Folktales are still with us in many forms and guises. Indeed, they are so entrenched within our culture, as expression and euphemism, that we lose sight of their original meaning, to say nothing of their intent as a means of instruction. Television, the movies, the Internet and the
latest in communication technology have all played their part in the demise of the classic folk story. To paraphrase Marshall McLuhan, the delivery method has become the message itself; sophisticated technology offers a dynamic yet one-dimensional substitute for the depth of meaning that folk stories possess, and the educational system has seen fit to treat them as dangerous and backwards. “Children subjected to the biases of standardized schooling and mass modes of entertainment no longer want to be ‘told’ stories that might depart from the ‘correct’ versions printed on books or on film” (Zipes, p. 5).

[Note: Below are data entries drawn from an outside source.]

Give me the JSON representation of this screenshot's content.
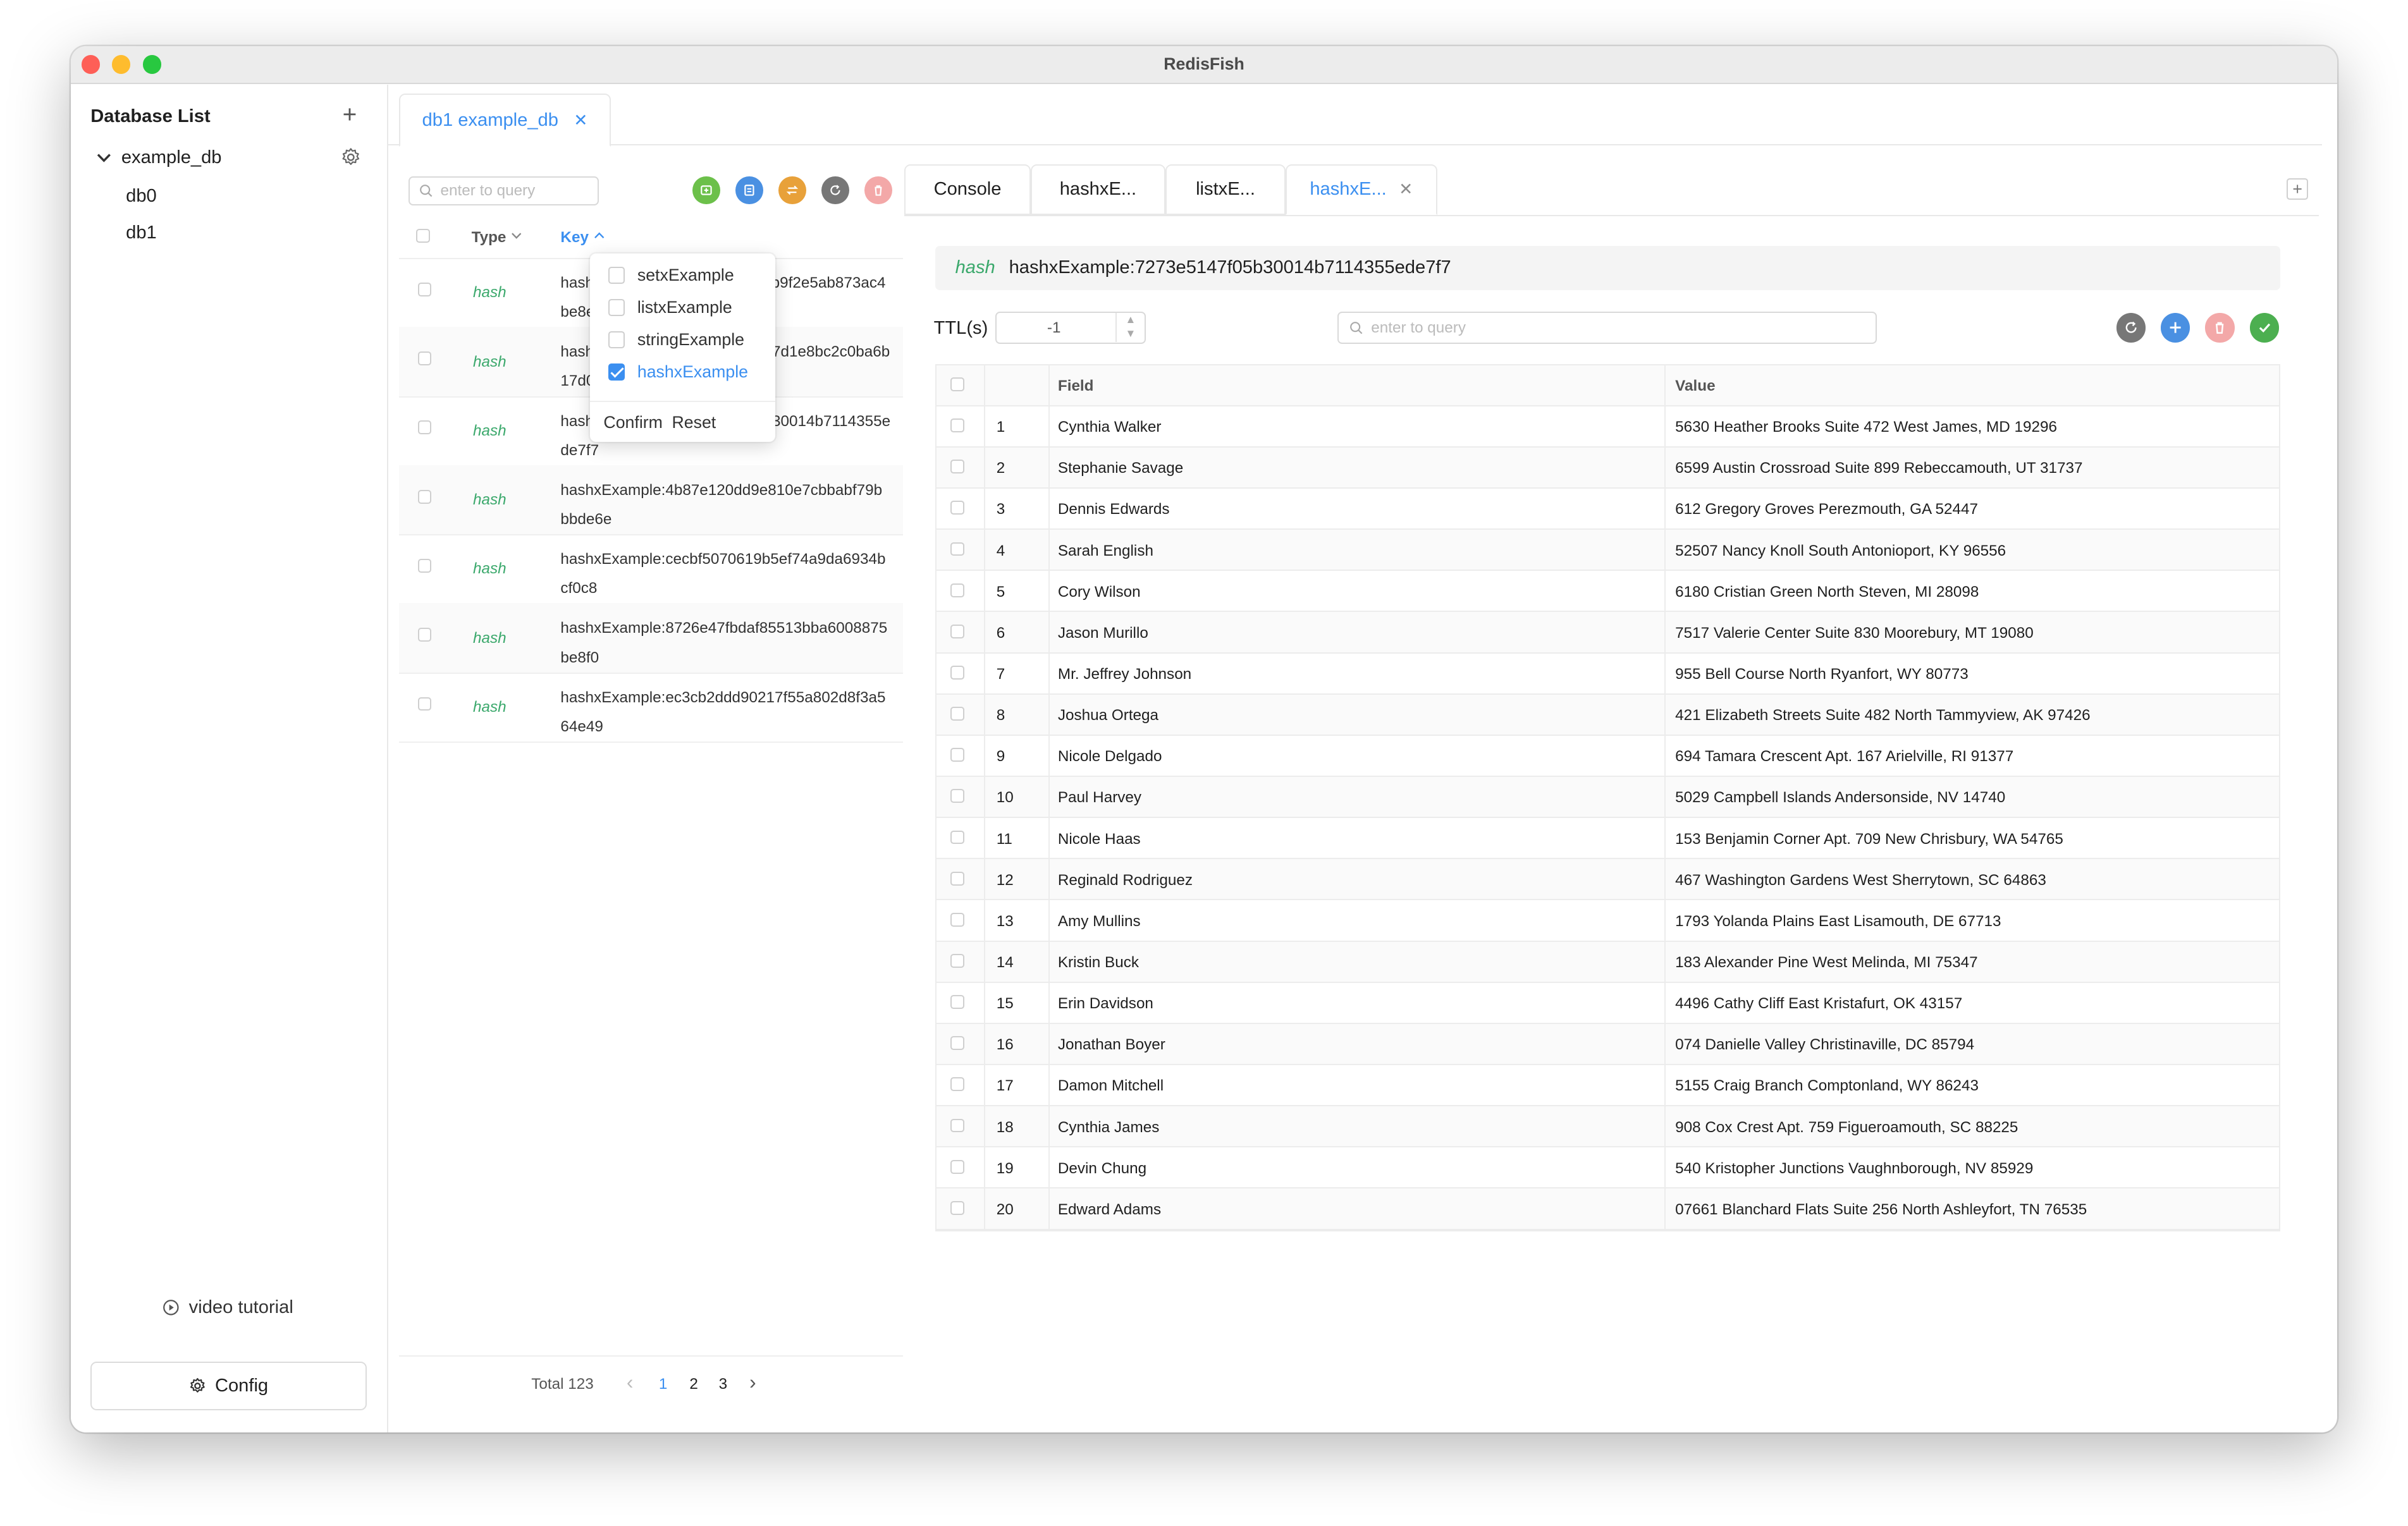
{
  "app": {
    "title": "RedisFish"
  },
  "sidebar": {
    "title": "Database List",
    "database": "example_db",
    "dbs": [
      "db0",
      "db1"
    ],
    "video_label": "video tutorial",
    "config_label": "Config"
  },
  "top_tab": {
    "label": "db1 example_db"
  },
  "key_list": {
    "search_placeholder": "enter to query",
    "col_type": "Type",
    "col_key": "Key",
    "rows": [
      {
        "type": "hash",
        "key": "hashxExample:e4f1c6de0d3a7b9f2e5ab873ac4be8eee806"
      },
      {
        "type": "hash",
        "key": "hashxExample:9a1f05d3b86e47d1e8bc2c0ba6b17d0673c"
      },
      {
        "type": "hash",
        "key": "hashxExample:7273e5147f05b30014b7114355ede7f7"
      },
      {
        "type": "hash",
        "key": "hashxExample:4b87e120dd9e810e7cbbabf79bbbde6e"
      },
      {
        "type": "hash",
        "key": "hashxExample:cecbf5070619b5ef74a9da6934bcf0c8"
      },
      {
        "type": "hash",
        "key": "hashxExample:8726e47fbdaf85513bba6008875be8f0"
      },
      {
        "type": "hash",
        "key": "hashxExample:ec3cb2ddd90217f55a802d8f3a564e49"
      }
    ],
    "total_label": "Total 123",
    "pages": [
      "1",
      "2",
      "3"
    ],
    "prev": "‹",
    "next": "›"
  },
  "type_filter": {
    "options": [
      "setxExample",
      "listxExample",
      "stringExample",
      "hashxExample"
    ],
    "checked": "hashxExample",
    "confirm": "Confirm",
    "reset": "Reset"
  },
  "right_tabs": [
    "Console",
    "hashxE...",
    "listxE...",
    "hashxE..."
  ],
  "detail": {
    "type": "hash",
    "key": "hashxExample:7273e5147f05b30014b7114355ede7f7",
    "ttl_label": "TTL(s)",
    "ttl_value": "-1",
    "search_placeholder": "enter to query",
    "col_field": "Field",
    "col_value": "Value",
    "rows": [
      {
        "n": "1",
        "field": "Cynthia Walker",
        "value": "5630 Heather Brooks Suite 472 West James, MD 19296"
      },
      {
        "n": "2",
        "field": "Stephanie Savage",
        "value": "6599 Austin Crossroad Suite 899 Rebeccamouth, UT 31737"
      },
      {
        "n": "3",
        "field": "Dennis Edwards",
        "value": "612 Gregory Groves Perezmouth, GA 52447"
      },
      {
        "n": "4",
        "field": "Sarah English",
        "value": "52507 Nancy Knoll South Antonioport, KY 96556"
      },
      {
        "n": "5",
        "field": "Cory Wilson",
        "value": "6180 Cristian Green North Steven, MI 28098"
      },
      {
        "n": "6",
        "field": "Jason Murillo",
        "value": "7517 Valerie Center Suite 830 Moorebury, MT 19080"
      },
      {
        "n": "7",
        "field": "Mr. Jeffrey Johnson",
        "value": "955 Bell Course North Ryanfort, WY 80773"
      },
      {
        "n": "8",
        "field": "Joshua Ortega",
        "value": "421 Elizabeth Streets Suite 482 North Tammyview, AK 97426"
      },
      {
        "n": "9",
        "field": "Nicole Delgado",
        "value": "694 Tamara Crescent Apt. 167 Arielville, RI 91377"
      },
      {
        "n": "10",
        "field": "Paul Harvey",
        "value": "5029 Campbell Islands Andersonside, NV 14740"
      },
      {
        "n": "11",
        "field": "Nicole Haas",
        "value": "153 Benjamin Corner Apt. 709 New Chrisbury, WA 54765"
      },
      {
        "n": "12",
        "field": "Reginald Rodriguez",
        "value": "467 Washington Gardens West Sherrytown, SC 64863"
      },
      {
        "n": "13",
        "field": "Amy Mullins",
        "value": "1793 Yolanda Plains East Lisamouth, DE 67713"
      },
      {
        "n": "14",
        "field": "Kristin Buck",
        "value": "183 Alexander Pine West Melinda, MI 75347"
      },
      {
        "n": "15",
        "field": "Erin Davidson",
        "value": "4496 Cathy Cliff East Kristafurt, OK 43157"
      },
      {
        "n": "16",
        "field": "Jonathan Boyer",
        "value": "074 Danielle Valley Christinaville, DC 85794"
      },
      {
        "n": "17",
        "field": "Damon Mitchell",
        "value": "5155 Craig Branch Comptonland, WY 86243"
      },
      {
        "n": "18",
        "field": "Cynthia James",
        "value": "908 Cox Crest Apt. 759 Figueroamouth, SC 88225"
      },
      {
        "n": "19",
        "field": "Devin Chung",
        "value": "540 Kristopher Junctions Vaughnborough, NV 85929"
      },
      {
        "n": "20",
        "field": "Edward Adams",
        "value": "07661 Blanchard Flats Suite 256 North Ashleyfort, TN 76535"
      }
    ]
  },
  "colors": {
    "accent": "#3b8ff0",
    "type_green": "#3aa86b",
    "btn_green": "#6cc04a",
    "btn_blue": "#4a90e2",
    "btn_orange": "#e8a13a",
    "btn_gray": "#777777",
    "btn_red_disabled": "#f3a8a8",
    "btn_check_green": "#4caf50"
  }
}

It seems reasonable to imagine folk stories as permanently ossified cultural remnants, existing in much the same way that scraps of Latin remain as the only elements of a once-great linguistic tradition. With few secular means left for teaching the value of moral behavior, children are left in a kind of vacuum, in which notions of heterogeneity and cultural diversity are increasingly marginalized. Children face the world with their own innate perceptive tools, but it is how those tools are applied that would seem to matter. As such, “our eyes and instincts are all we have to work with, but they can become more alert and better attuned just by reading many fairy tales, from many different places, with as much slowness and patience as can be mustered” (Zipes, p. 5). Globalization is gradually transforming the world and the way people view themselves. But it need not require that fairy tales, and what they have to offer children, should be omitted and forgotten.
Bettelheim, Bruno. The Uses of Enchantment: The Meaning and Importance of Fairy Tales.
New York: Random House, 2010.
Breen, Lynda. “What if Santa Died? Childhood Myths and Development.” The Psychiatrist,
Heuscher, Julius Ernest. Psychology, Folklore, Creativity, and the Human Dilemma.
Springfield, IL: Charles C. Thomas Publisher, 2003.
“Once Upon a Time, There was a Moral CodeFairy Tales ARE Better for Children than
Modern Books, Experts Claim.” Daily Mall, 14 March 2011.
Sendak, Maurice. Where the Wild Things Are. New York: Harper Colllins, 1998.
Shafer, Jack. “Maurice Sendak’s Thin Skin.” Slate. 15 Oct. 2009. Web.
Zipes, Jack David. Breaking the Magic Spell: Radical Theories of Folk and Fairy Tales.
Lexington, KY: The University Press of Kentucky, 1979.